REQUIREMENT — Look through the entries below and show every line containing the word "this".

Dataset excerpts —
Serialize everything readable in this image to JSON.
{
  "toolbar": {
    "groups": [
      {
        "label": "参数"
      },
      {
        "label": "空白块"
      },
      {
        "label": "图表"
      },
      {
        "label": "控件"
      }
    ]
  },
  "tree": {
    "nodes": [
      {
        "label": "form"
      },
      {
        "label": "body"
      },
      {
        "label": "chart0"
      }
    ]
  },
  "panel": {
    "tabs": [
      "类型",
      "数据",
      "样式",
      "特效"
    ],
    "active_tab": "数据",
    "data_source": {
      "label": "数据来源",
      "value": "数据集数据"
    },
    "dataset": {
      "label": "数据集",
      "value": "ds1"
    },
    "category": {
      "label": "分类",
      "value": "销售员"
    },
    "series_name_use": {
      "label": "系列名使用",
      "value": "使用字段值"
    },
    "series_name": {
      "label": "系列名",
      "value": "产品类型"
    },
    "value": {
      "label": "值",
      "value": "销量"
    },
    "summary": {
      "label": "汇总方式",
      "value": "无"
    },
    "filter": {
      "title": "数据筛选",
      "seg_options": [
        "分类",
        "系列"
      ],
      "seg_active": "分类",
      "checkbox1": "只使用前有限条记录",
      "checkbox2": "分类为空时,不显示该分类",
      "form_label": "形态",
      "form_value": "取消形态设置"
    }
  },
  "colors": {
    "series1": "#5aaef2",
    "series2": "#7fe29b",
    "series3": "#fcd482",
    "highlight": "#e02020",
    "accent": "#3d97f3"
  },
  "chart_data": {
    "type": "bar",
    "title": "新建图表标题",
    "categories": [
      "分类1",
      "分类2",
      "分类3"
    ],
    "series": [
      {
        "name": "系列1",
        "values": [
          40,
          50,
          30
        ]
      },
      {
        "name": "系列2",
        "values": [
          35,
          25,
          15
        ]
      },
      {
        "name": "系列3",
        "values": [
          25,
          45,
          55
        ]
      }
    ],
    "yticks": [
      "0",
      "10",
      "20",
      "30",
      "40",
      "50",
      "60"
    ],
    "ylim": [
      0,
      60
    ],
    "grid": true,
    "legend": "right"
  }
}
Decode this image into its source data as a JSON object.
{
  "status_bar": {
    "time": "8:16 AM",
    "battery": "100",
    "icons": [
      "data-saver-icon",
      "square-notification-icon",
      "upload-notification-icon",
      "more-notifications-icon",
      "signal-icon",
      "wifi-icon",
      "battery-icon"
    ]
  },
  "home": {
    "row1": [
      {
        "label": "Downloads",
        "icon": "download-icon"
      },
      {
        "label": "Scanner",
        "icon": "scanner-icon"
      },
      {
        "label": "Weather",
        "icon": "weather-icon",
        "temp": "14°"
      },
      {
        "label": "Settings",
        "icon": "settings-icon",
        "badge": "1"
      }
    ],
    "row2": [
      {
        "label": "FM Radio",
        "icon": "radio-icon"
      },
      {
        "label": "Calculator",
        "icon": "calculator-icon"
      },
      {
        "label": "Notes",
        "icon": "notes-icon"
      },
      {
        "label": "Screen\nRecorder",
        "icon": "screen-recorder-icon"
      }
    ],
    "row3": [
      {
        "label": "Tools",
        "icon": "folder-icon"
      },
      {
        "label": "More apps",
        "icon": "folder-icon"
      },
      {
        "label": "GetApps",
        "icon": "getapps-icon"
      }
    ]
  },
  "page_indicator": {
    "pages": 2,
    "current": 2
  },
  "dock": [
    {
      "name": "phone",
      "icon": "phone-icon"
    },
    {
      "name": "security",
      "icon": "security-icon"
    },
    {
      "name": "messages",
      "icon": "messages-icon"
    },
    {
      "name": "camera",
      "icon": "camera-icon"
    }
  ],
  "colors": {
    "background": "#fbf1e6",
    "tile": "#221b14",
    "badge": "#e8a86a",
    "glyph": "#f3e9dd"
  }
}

TASK OUTPUT —
Serialize everything readable in this image to JSON.
Decode this image into its source data as a JSON object.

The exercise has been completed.